Exercise -> Reproduce the records below in full and without edits, omitting images.

Information supplied ->
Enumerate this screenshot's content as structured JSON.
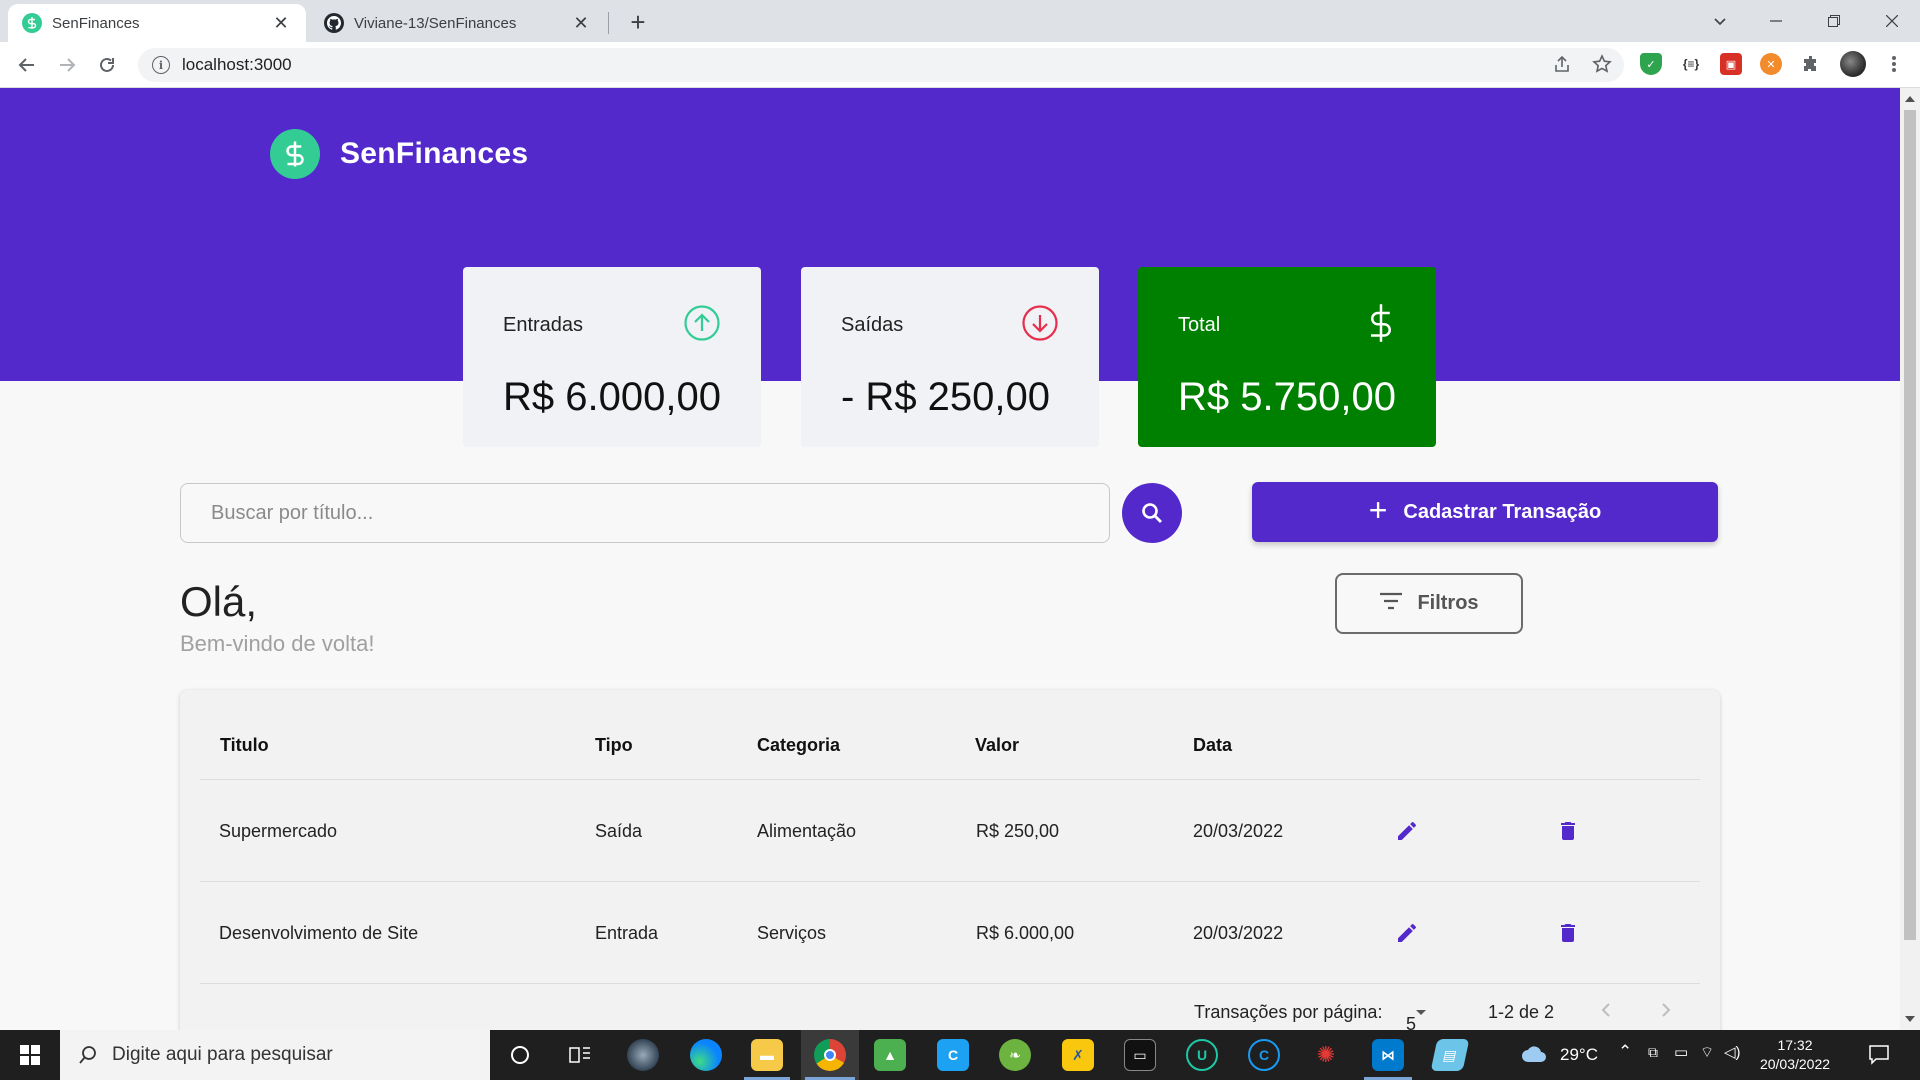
{
  "browser": {
    "tabs": [
      {
        "title": "SenFinances",
        "active": true
      },
      {
        "title": "Viviane-13/SenFinances",
        "active": false
      }
    ],
    "url": "localhost:3000"
  },
  "app": {
    "brand_name": "SenFinances",
    "colors": {
      "primary": "#5429cc",
      "green": "#33cc95",
      "red": "#e52e4d",
      "total_bg": "#008000"
    }
  },
  "summary": {
    "income": {
      "label": "Entradas",
      "value": "R$ 6.000,00",
      "icon": "arrow-up-circle-icon"
    },
    "expense": {
      "label": "Saídas",
      "value": "- R$ 250,00",
      "icon": "arrow-down-circle-icon"
    },
    "total": {
      "label": "Total",
      "value": "R$ 5.750,00",
      "icon": "dollar-icon"
    }
  },
  "search": {
    "placeholder": "Buscar por título...",
    "value": ""
  },
  "actions": {
    "add_label": "Cadastrar Transação",
    "filter_label": "Filtros"
  },
  "greeting": {
    "title": "Olá,",
    "subtitle": "Bem-vindo de volta!"
  },
  "table": {
    "headers": [
      "Titulo",
      "Tipo",
      "Categoria",
      "Valor",
      "Data"
    ],
    "rows": [
      {
        "titulo": "Supermercado",
        "tipo": "Saída",
        "categoria": "Alimentação",
        "valor": "R$ 250,00",
        "data": "20/03/2022"
      },
      {
        "titulo": "Desenvolvimento de Site",
        "tipo": "Entrada",
        "categoria": "Serviços",
        "valor": "R$ 6.000,00",
        "data": "20/03/2022"
      }
    ],
    "pagination": {
      "per_page_label": "Transações por página:",
      "per_page_value": "5",
      "range": "1-2 de 2"
    }
  },
  "taskbar": {
    "search_placeholder": "Digite aqui para pesquisar",
    "weather": "29°C",
    "time": "17:32",
    "date": "20/03/2022"
  }
}
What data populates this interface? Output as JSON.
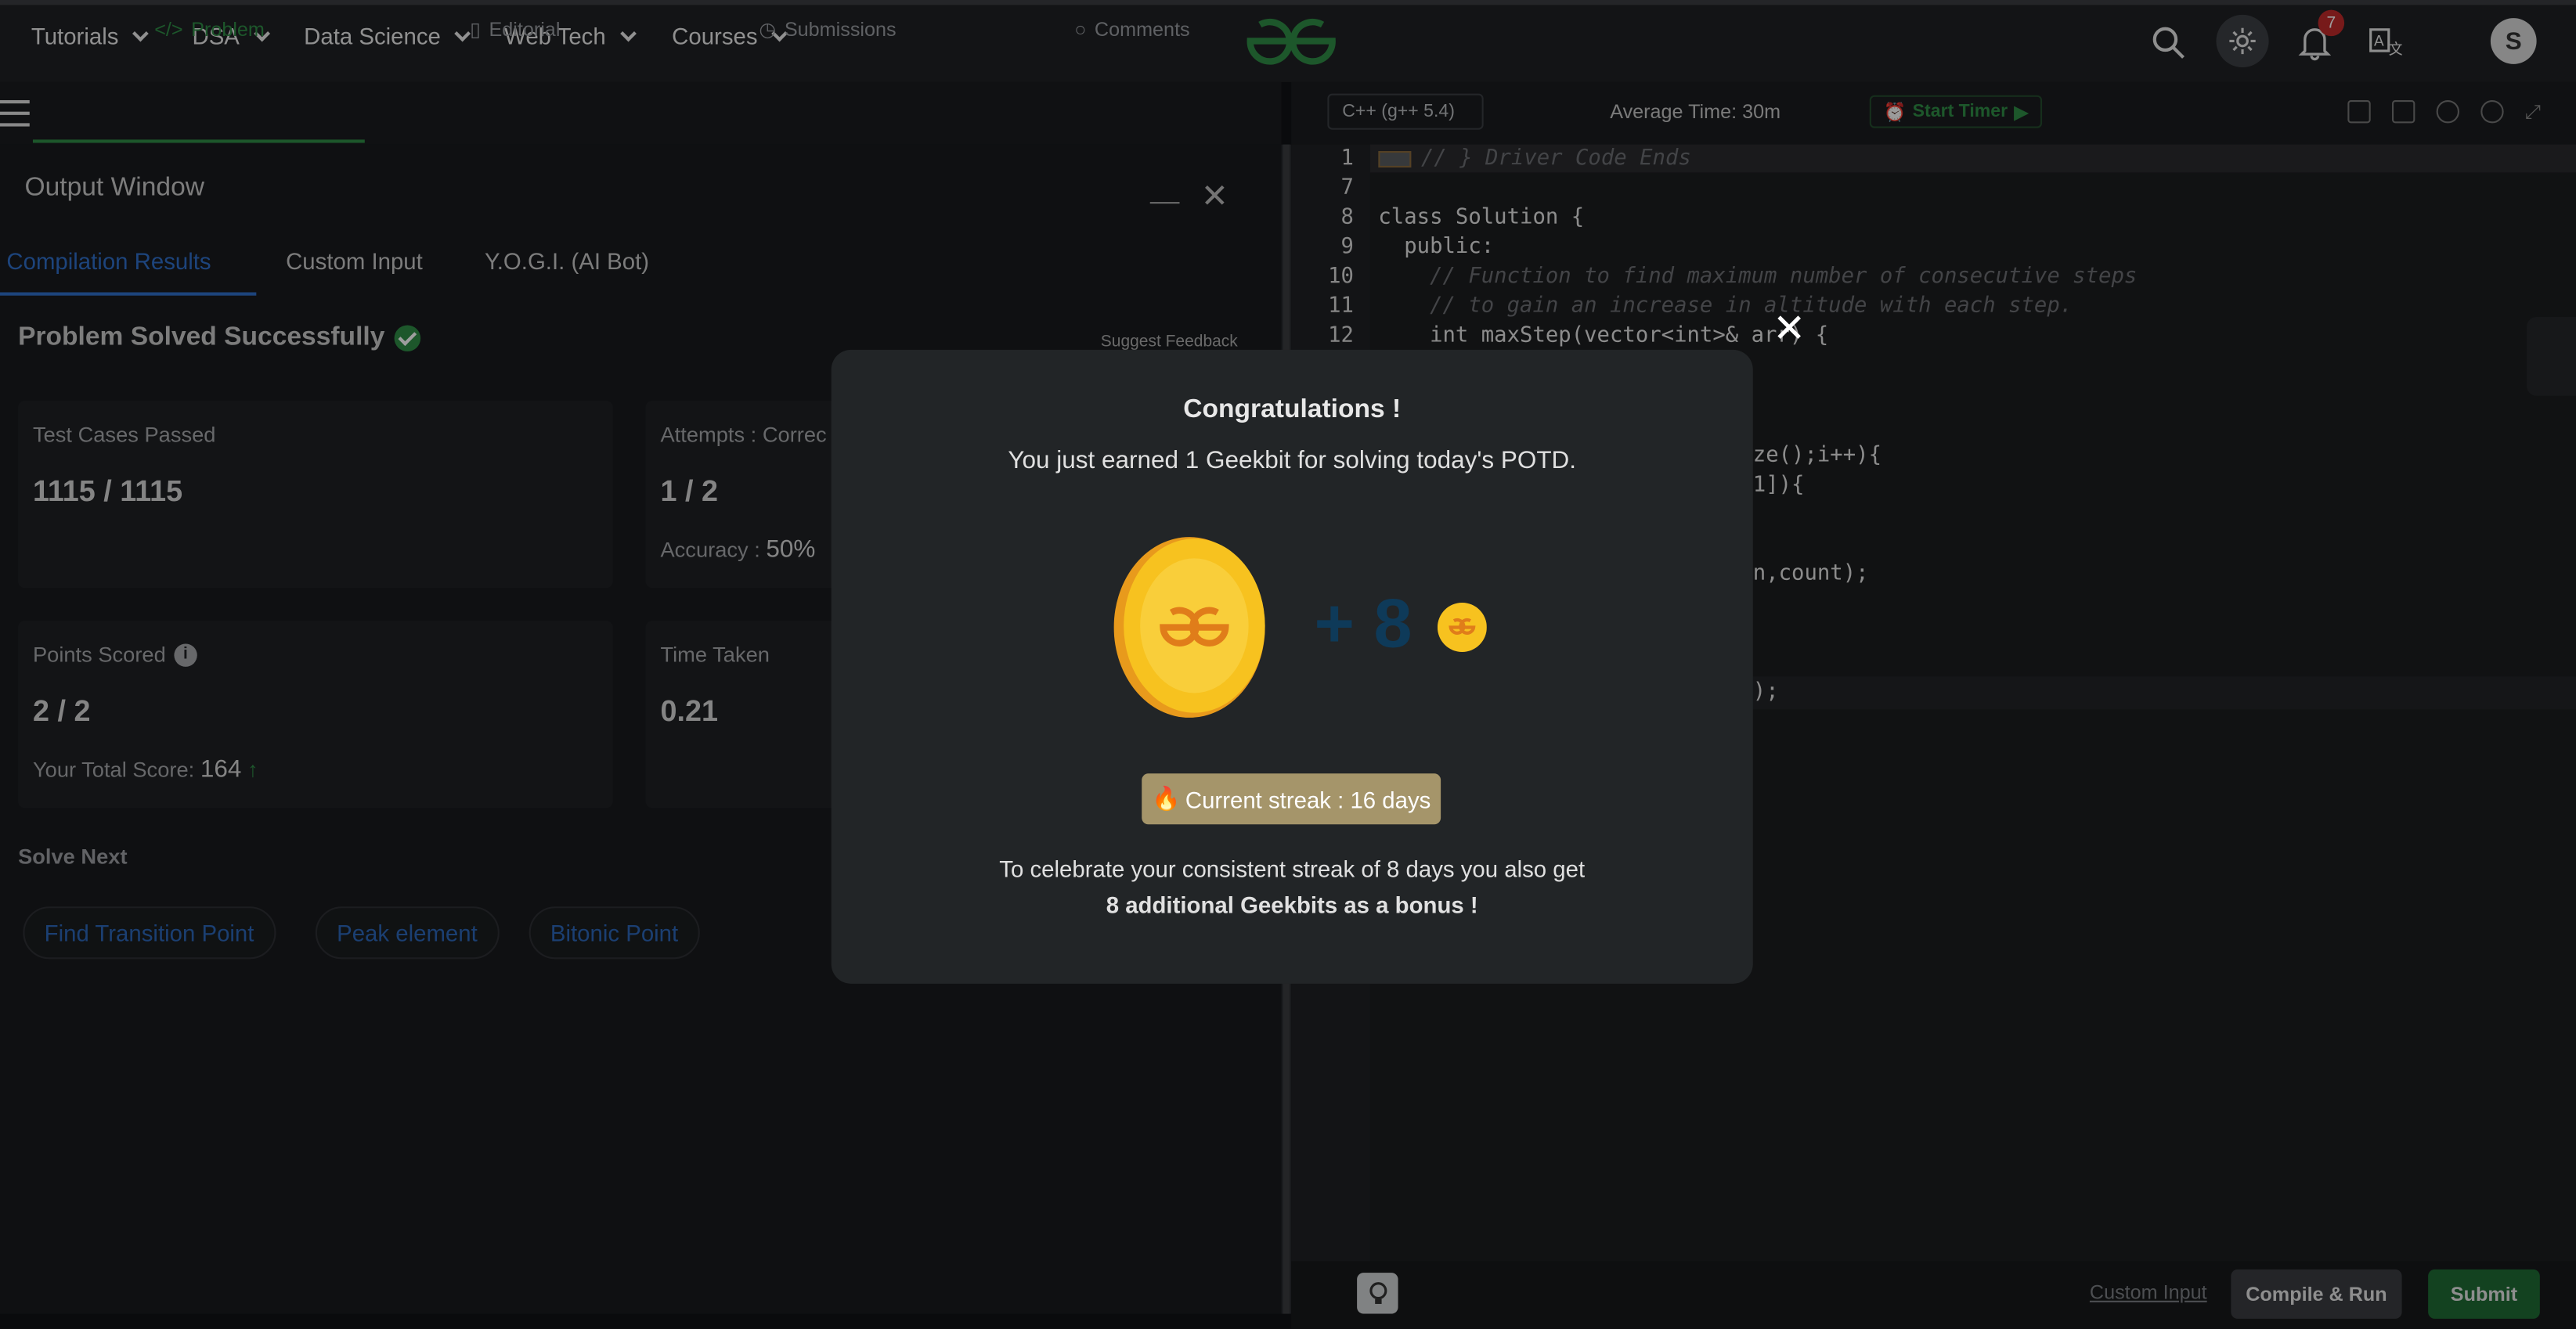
{
  "nav": {
    "items": [
      "Tutorials",
      "DSA",
      "Data Science",
      "Web Tech",
      "Courses"
    ],
    "notifications_count": "7",
    "avatar_initial": "S",
    "accent": "#2f8d46"
  },
  "left_tabs": {
    "problem": "Problem",
    "editorial": "Editorial",
    "submissions": "Submissions",
    "comments": "Comments"
  },
  "output_window": {
    "title": "Output Window",
    "tabs": [
      "Compilation Results",
      "Custom Input",
      "Y.O.G.I. (AI Bot)"
    ],
    "status": "Problem Solved Successfully",
    "suggest_feedback": "Suggest Feedback",
    "cards": {
      "test_cases_label": "Test Cases Passed",
      "test_cases_value": "1115 / 1115",
      "attempts_label": "Attempts : Correc",
      "attempts_value": "1 / 2",
      "accuracy_label": "Accuracy :",
      "accuracy_value": "50%",
      "points_label": "Points Scored",
      "points_value": "2 / 2",
      "total_score_label": "Your Total Score:",
      "total_score_value": "164",
      "time_label": "Time Taken",
      "time_value": "0.21"
    },
    "solve_next_label": "Solve Next",
    "solve_next": [
      "Find Transition Point",
      "Peak element",
      "Bitonic Point"
    ]
  },
  "editor": {
    "language": "C++ (g++ 5.4)",
    "average_time": "Average Time: 30m",
    "start_timer": "Start Timer",
    "line_numbers": [
      "1",
      "7",
      "8",
      "9",
      "10",
      "11",
      "12"
    ],
    "code_lines": [
      "// } Driver Code Ends",
      "",
      "class Solution {",
      "  public:",
      "    // Function to find maximum number of consecutive steps",
      "    // to gain an increase in altitude with each step.",
      "    int maxStep(vector<int>& arr) {"
    ],
    "hidden_fragments": [
      "ze();i++){",
      "1]){",
      "n,count);",
      ");"
    ],
    "custom_input": "Custom Input",
    "compile_run": "Compile & Run",
    "submit": "Submit"
  },
  "modal": {
    "title": "Congratulations !",
    "earned": "You just earned 1 Geekbit for solving today's POTD.",
    "bonus_count": "+ 8",
    "streak": "Current streak : 16 days",
    "celebrate_line1": "To celebrate your consistent streak of 8 days you also get",
    "celebrate_line2": "8 additional Geekbits as a bonus !"
  }
}
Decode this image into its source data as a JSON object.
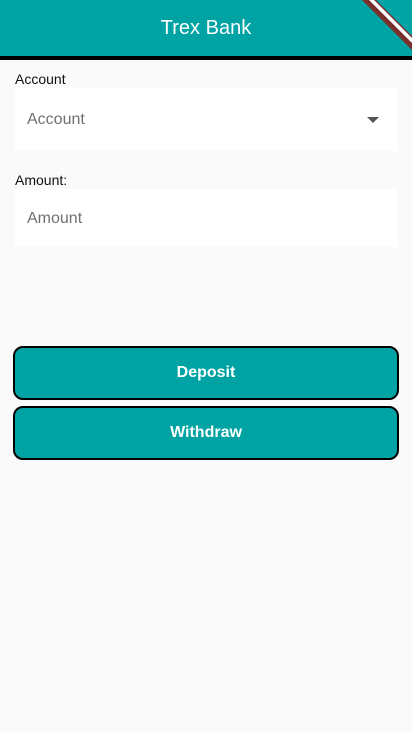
{
  "app_bar": {
    "title": "Trex Bank"
  },
  "account": {
    "label": "Account",
    "placeholder": "Account"
  },
  "amount": {
    "label": "Amount:",
    "placeholder": "Amount"
  },
  "actions": {
    "deposit_label": "Deposit",
    "withdraw_label": "Withdraw"
  },
  "colors": {
    "primary": "#00a3a3",
    "background": "#fafafa",
    "banner_stripe": "#7a2e2e"
  }
}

Answer for the task ->
Enumerate this screenshot's content as structured JSON.
{
  "browser": {
    "tabs": [
      {
        "title": "SenFinances",
        "active": true
      },
      {
        "title": "Viviane-13/SenFinances",
        "active": false
      }
    ],
    "url": "localhost:3000"
  },
  "app": {
    "brand_name": "SenFinances",
    "colors": {
      "primary": "#5429cc",
      "green": "#33cc95",
      "red": "#e52e4d",
      "total_bg": "#008000"
    }
  },
  "summary": {
    "income": {
      "label": "Entradas",
      "value": "R$ 6.000,00",
      "icon": "arrow-up-circle-icon"
    },
    "expense": {
      "label": "Saídas",
      "value": "- R$ 250,00",
      "icon": "arrow-down-circle-icon"
    },
    "total": {
      "label": "Total",
      "value": "R$ 5.750,00",
      "icon": "dollar-icon"
    }
  },
  "search": {
    "placeholder": "Buscar por título...",
    "value": ""
  },
  "actions": {
    "add_label": "Cadastrar Transação",
    "filter_label": "Filtros"
  },
  "greeting": {
    "title": "Olá,",
    "subtitle": "Bem-vindo de volta!"
  },
  "table": {
    "headers": [
      "Titulo",
      "Tipo",
      "Categoria",
      "Valor",
      "Data"
    ],
    "rows": [
      {
        "titulo": "Supermercado",
        "tipo": "Saída",
        "categoria": "Alimentação",
        "valor": "R$ 250,00",
        "data": "20/03/2022"
      },
      {
        "titulo": "Desenvolvimento de Site",
        "tipo": "Entrada",
        "categoria": "Serviços",
        "valor": "R$ 6.000,00",
        "data": "20/03/2022"
      }
    ],
    "pagination": {
      "per_page_label": "Transações por página:",
      "per_page_value": "5",
      "range": "1-2 de 2"
    }
  },
  "taskbar": {
    "search_placeholder": "Digite aqui para pesquisar",
    "weather": "29°C",
    "time": "17:32",
    "date": "20/03/2022"
  }
}
What data populates this interface? Output as JSON.
{
  "nav": {
    "items": [
      "Tutorials",
      "DSA",
      "Data Science",
      "Web Tech",
      "Courses"
    ],
    "notifications_count": "7",
    "avatar_initial": "S",
    "accent": "#2f8d46"
  },
  "left_tabs": {
    "problem": "Problem",
    "editorial": "Editorial",
    "submissions": "Submissions",
    "comments": "Comments"
  },
  "output_window": {
    "title": "Output Window",
    "tabs": [
      "Compilation Results",
      "Custom Input",
      "Y.O.G.I. (AI Bot)"
    ],
    "status": "Problem Solved Successfully",
    "suggest_feedback": "Suggest Feedback",
    "cards": {
      "test_cases_label": "Test Cases Passed",
      "test_cases_value": "1115 / 1115",
      "attempts_label": "Attempts : Correc",
      "attempts_value": "1 / 2",
      "accuracy_label": "Accuracy :",
      "accuracy_value": "50%",
      "points_label": "Points Scored",
      "points_value": "2 / 2",
      "total_score_label": "Your Total Score:",
      "total_score_value": "164",
      "time_label": "Time Taken",
      "time_value": "0.21"
    },
    "solve_next_label": "Solve Next",
    "solve_next": [
      "Find Transition Point",
      "Peak element",
      "Bitonic Point"
    ]
  },
  "editor": {
    "language": "C++ (g++ 5.4)",
    "average_time": "Average Time: 30m",
    "start_timer": "Start Timer",
    "line_numbers": [
      "1",
      "7",
      "8",
      "9",
      "10",
      "11",
      "12"
    ],
    "code_lines": [
      "// } Driver Code Ends",
      "",
      "class Solution {",
      "  public:",
      "    // Function to find maximum number of consecutive steps",
      "    // to gain an increase in altitude with each step.",
      "    int maxStep(vector<int>& arr) {"
    ],
    "hidden_fragments": [
      "ze();i++){",
      "1]){",
      "n,count);",
      ");"
    ],
    "custom_input": "Custom Input",
    "compile_run": "Compile & Run",
    "submit": "Submit"
  },
  "modal": {
    "title": "Congratulations !",
    "earned": "You just earned 1 Geekbit for solving today's POTD.",
    "bonus_count": "+ 8",
    "streak": "Current streak : 16 days",
    "celebrate_line1": "To celebrate your consistent streak of 8 days you also get",
    "celebrate_line2": "8 additional Geekbits as a bonus !"
  }
}
Decode this image into its source data as a JSON object.
{
  "app_bar": {
    "title": "Trex Bank"
  },
  "account": {
    "label": "Account",
    "placeholder": "Account"
  },
  "amount": {
    "label": "Amount:",
    "placeholder": "Amount"
  },
  "actions": {
    "deposit_label": "Deposit",
    "withdraw_label": "Withdraw"
  },
  "colors": {
    "primary": "#00a3a3",
    "background": "#fafafa",
    "banner_stripe": "#7a2e2e"
  }
}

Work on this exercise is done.